Updraft Plus Pros
- Easy to configure and use
- Backups are stored on your computer and/or on your Google Drive, Dropbox, or other cloud services.
- The free version is feature-rich and allows you to determine the frequency of backups.
Updraft Plus Cons
- If you’re looking to re-generate a site from your backup files, without access to your WordPress installation, it could get a bit technical. The one-click solution that they do offer will only work as long as you have your current WordPress installation intact.
- Updraft places all of your backup files in a single folder that it creates. If you’re backing up several websites, all of those files will go into the same folder. Not a huge deal, but if you want to organize things in a better way, you’ll have to pay for a premium account.
- When using Google Drive for storing your backups (which is what I did), Updraft is asking for permissions that not everyone would feel comfortable with.
Like ManageWP, Blog Vault offers off-site backups, along with other services, such as security checks. Blog Vault doesn’t have a free option, though. It’s always paid, with various plans available, depending on the required services and number of sites.
- A friendly interface
- Off-site storage
- You can determine the frequency of updates
- Paid-version only (I think it’s about the same price as ManageWP when comparing all included services).
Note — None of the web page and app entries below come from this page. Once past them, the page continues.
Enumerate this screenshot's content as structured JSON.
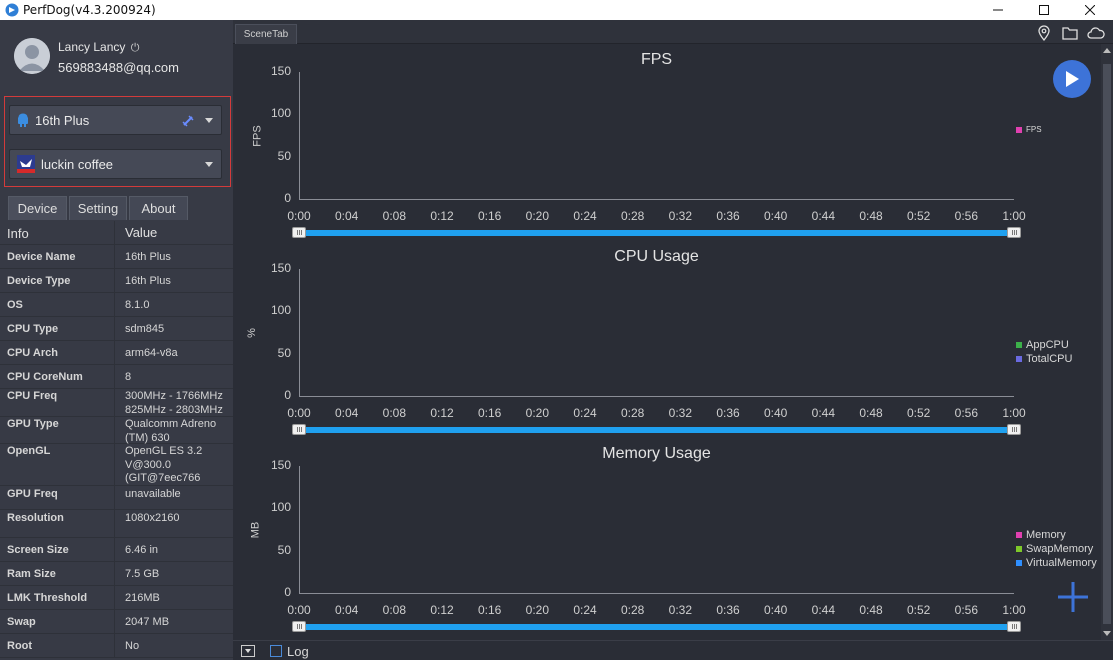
{
  "window": {
    "title": "PerfDog(v4.3.200924)"
  },
  "user": {
    "name": "Lancy Lancy",
    "email": "569883488@qq.com"
  },
  "device_select": {
    "value": "16th Plus"
  },
  "app_select": {
    "value": "luckin coffee"
  },
  "tabs": [
    {
      "label": "Device"
    },
    {
      "label": "Setting"
    },
    {
      "label": "About"
    }
  ],
  "info_table": {
    "headers": {
      "key": "Info",
      "value": "Value"
    },
    "rows": [
      {
        "key": "Device Name",
        "value": "16th Plus"
      },
      {
        "key": "Device Type",
        "value": "16th Plus"
      },
      {
        "key": "OS",
        "value": "8.1.0"
      },
      {
        "key": "CPU Type",
        "value": "sdm845"
      },
      {
        "key": "CPU Arch",
        "value": "arm64-v8a"
      },
      {
        "key": "CPU CoreNum",
        "value": "8"
      },
      {
        "key": "CPU Freq",
        "value": "300MHz - 1766MHz\n825MHz - 2803MHz"
      },
      {
        "key": "GPU Type",
        "value": "Qualcomm Adreno\n(TM) 630"
      },
      {
        "key": "OpenGL",
        "value": "OpenGL ES 3.2\nV@300.0\n(GIT@7eec766"
      },
      {
        "key": "GPU Freq",
        "value": "unavailable"
      },
      {
        "key": "Resolution",
        "value": "1080x2160"
      },
      {
        "key": "Screen Size",
        "value": "6.46 in"
      },
      {
        "key": "Ram Size",
        "value": "7.5 GB"
      },
      {
        "key": "LMK Threshold",
        "value": "216MB"
      },
      {
        "key": "Swap",
        "value": "2047 MB"
      },
      {
        "key": "Root",
        "value": "No"
      }
    ]
  },
  "scene_tab": {
    "label": "SceneTab"
  },
  "bottom": {
    "log_label": "Log",
    "log_checked": false
  },
  "icons": {
    "location": "location-pin-icon",
    "folder": "folder-icon",
    "cloud": "cloud-icon",
    "play": "play-icon",
    "add": "plus-icon"
  },
  "colors": {
    "accent": "#1fa0ef",
    "play_button": "#3d73d8",
    "selection_border": "#d33b3b",
    "fps": "#e040b0",
    "app_cpu": "#3cb04a",
    "total_cpu": "#6a6ae0",
    "memory": "#e040b0",
    "swap_memory": "#7ec82a",
    "virtual_memory": "#2f8fff"
  },
  "chart_data": [
    {
      "type": "line",
      "title": "FPS",
      "ylabel": "FPS",
      "ylim": [
        0,
        150
      ],
      "yticks": [
        "0",
        "50",
        "100",
        "150"
      ],
      "xticks": [
        "0:00",
        "0:04",
        "0:08",
        "0:12",
        "0:16",
        "0:20",
        "0:24",
        "0:28",
        "0:32",
        "0:36",
        "0:40",
        "0:44",
        "0:48",
        "0:52",
        "0:56",
        "1:00"
      ],
      "series": [
        {
          "name": "FPS",
          "color": "#e040b0",
          "values": []
        }
      ],
      "legend": "right",
      "legend_size": "small"
    },
    {
      "type": "line",
      "title": "CPU Usage",
      "ylabel": "%",
      "ylim": [
        0,
        150
      ],
      "yticks": [
        "0",
        "50",
        "100",
        "150"
      ],
      "xticks": [
        "0:00",
        "0:04",
        "0:08",
        "0:12",
        "0:16",
        "0:20",
        "0:24",
        "0:28",
        "0:32",
        "0:36",
        "0:40",
        "0:44",
        "0:48",
        "0:52",
        "0:56",
        "1:00"
      ],
      "series": [
        {
          "name": "AppCPU",
          "color": "#3cb04a",
          "values": []
        },
        {
          "name": "TotalCPU",
          "color": "#6a6ae0",
          "values": []
        }
      ],
      "legend": "right"
    },
    {
      "type": "line",
      "title": "Memory Usage",
      "ylabel": "MB",
      "ylim": [
        0,
        150
      ],
      "yticks": [
        "0",
        "50",
        "100",
        "150"
      ],
      "xticks": [
        "0:00",
        "0:04",
        "0:08",
        "0:12",
        "0:16",
        "0:20",
        "0:24",
        "0:28",
        "0:32",
        "0:36",
        "0:40",
        "0:44",
        "0:48",
        "0:52",
        "0:56",
        "1:00"
      ],
      "series": [
        {
          "name": "Memory",
          "color": "#e040b0",
          "values": []
        },
        {
          "name": "SwapMemory",
          "color": "#7ec82a",
          "values": []
        },
        {
          "name": "VirtualMemory",
          "color": "#2f8fff",
          "values": []
        }
      ],
      "legend": "right"
    }
  ]
}
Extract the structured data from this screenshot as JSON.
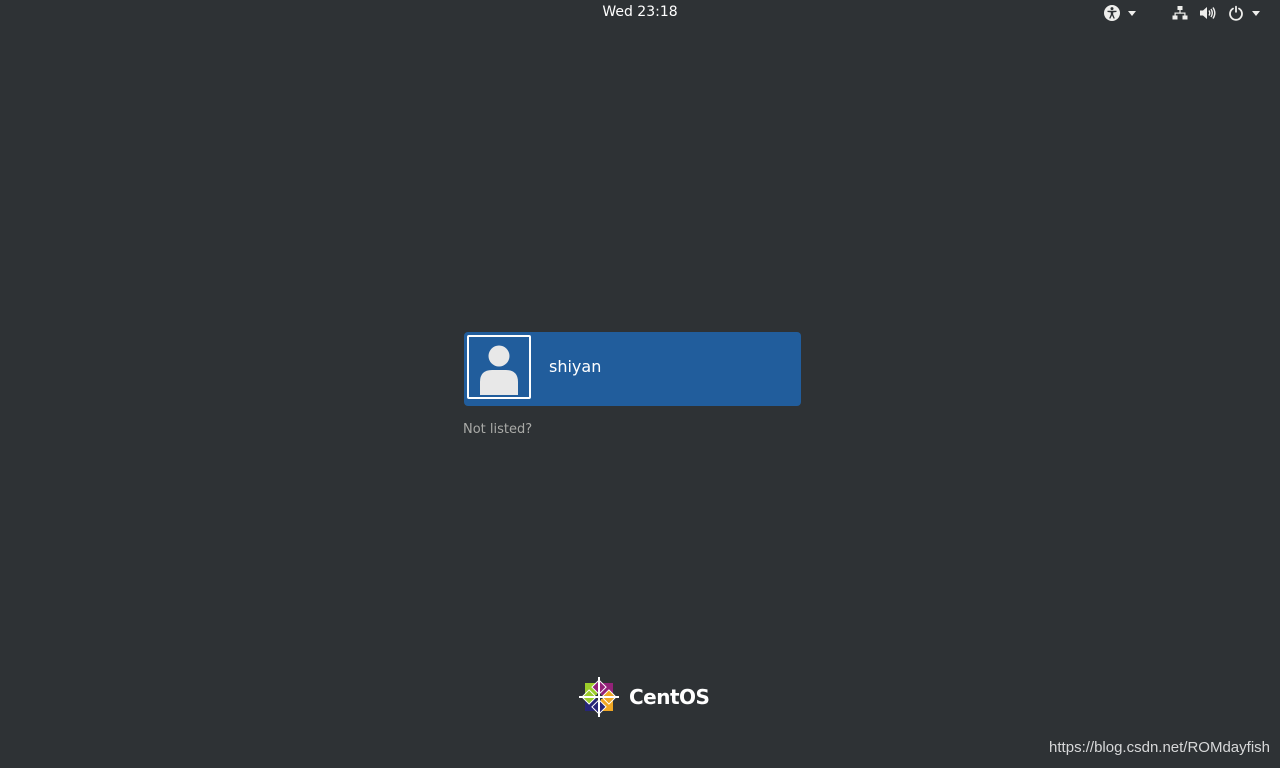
{
  "topbar": {
    "clock": "Wed 23:18",
    "icons": {
      "accessibility": "accessibility-icon",
      "network": "network-icon",
      "volume": "volume-icon",
      "power": "power-icon"
    }
  },
  "login": {
    "user_name": "shiyan",
    "avatar_icon": "user-avatar-icon",
    "not_listed": "Not listed?"
  },
  "branding": {
    "logo_text": "CentOS"
  },
  "watermark": "https://blog.csdn.net/ROMdayfish",
  "colors": {
    "background": "#2e3235",
    "selected_user": "#215d9c",
    "muted_text": "#a9aaa7"
  }
}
- The backups are stored on their servers.
My backup strategy
So, once I reviewed the tools and my needs, I came up with the following plan.
- Backup the four big sites (and the one small site that we’re working on) daily using BlogVault.
- Backup the other (static) sites once a month using a free ManageWP account.
- Backup all sites with Updraft Plus (free). Daily for the larger sites and weekly for the other sites.
That means I have two backup copies for each site. Daily backups for the sites that are continually changing. Weekly and monthly backups for the static websites.
The cost stays the same. I’ll be utilizing the same BlogVault subscription that I already have, at $199 a year.
Putting backups into action
Now that I had a plan, it was time to put it into action.
First, I created a task in Clickup with three checklists:
- The ManageWP checklist – with a list of the sites that I need to backup there.
- The BlogVault checklist – with the site that I needed to take off my current active account, and the one I needed backing up (the new site that we worked on).
- The UpdraftPlus checklist – with a list of all of my sites.
Next, I went over each site and applied the required changes to each one. This involved installing a couple of plug-ins and activating them, as well as setting up the sites in ManageWP’s and BlogVault’s respective control panels. Once I was done with a site, I checked the boxes in the respective lists.
Finally, I started backing everything up. Thinking about this blog post, I took screenshots throughout the process, but they’re pretty dull. It was a boring process which is a good thing. Each service has a series of steps to go through, and if you’ve ever installed a WordPress plug-in, you shouldn’t have any problems following them.
Operation Backups: Mission Accomplished
The entire operation took me 2-3 hours. That included reviewing the services and coming up with the strategy. Once I had that in place, it took me about an hour to set everything up.
Now I have active ongoing automated double backups for each one of my sites! The cost remained $199 a year. While I could downgrade the BlogVault account at some point, and rely solely on ManageWP and Updraft Plus, I like knowing that my larger sites are properly backed up using a solid paid service. These sites make thousands of dollars a month, so paying around $15 a month for backups makes sense to me.
And I’ve added one last task for myself in Clickup to look over everything once every three months and make sure it’s still working and the backups are running as planned.
So there you have it. It may not be the perfect setup out there, but it works for me. Hopefully this post will help others achieve the right setup for their own blogs.